▸ DIRECTIONS:
Please work out how many of the lines below include "that". Only the number should be given.

▸ RECORD EXCERPTS:
- - - - - - -

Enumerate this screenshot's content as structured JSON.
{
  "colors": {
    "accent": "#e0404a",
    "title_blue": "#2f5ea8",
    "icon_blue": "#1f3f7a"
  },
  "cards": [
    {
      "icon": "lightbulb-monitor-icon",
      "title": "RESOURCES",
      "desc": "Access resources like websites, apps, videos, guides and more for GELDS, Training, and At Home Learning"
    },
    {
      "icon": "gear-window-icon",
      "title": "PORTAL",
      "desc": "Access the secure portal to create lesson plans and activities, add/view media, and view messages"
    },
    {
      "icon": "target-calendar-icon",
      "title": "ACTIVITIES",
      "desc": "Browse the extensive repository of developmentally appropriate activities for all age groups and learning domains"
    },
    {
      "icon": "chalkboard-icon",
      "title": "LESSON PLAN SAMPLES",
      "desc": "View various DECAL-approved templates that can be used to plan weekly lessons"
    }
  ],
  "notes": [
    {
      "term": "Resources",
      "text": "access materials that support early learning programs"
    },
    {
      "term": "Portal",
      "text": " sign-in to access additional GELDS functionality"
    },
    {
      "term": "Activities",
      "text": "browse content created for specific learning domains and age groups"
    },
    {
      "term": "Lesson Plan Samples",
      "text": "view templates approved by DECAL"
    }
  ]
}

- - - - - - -

▸ EXERCISE ANSWER:
2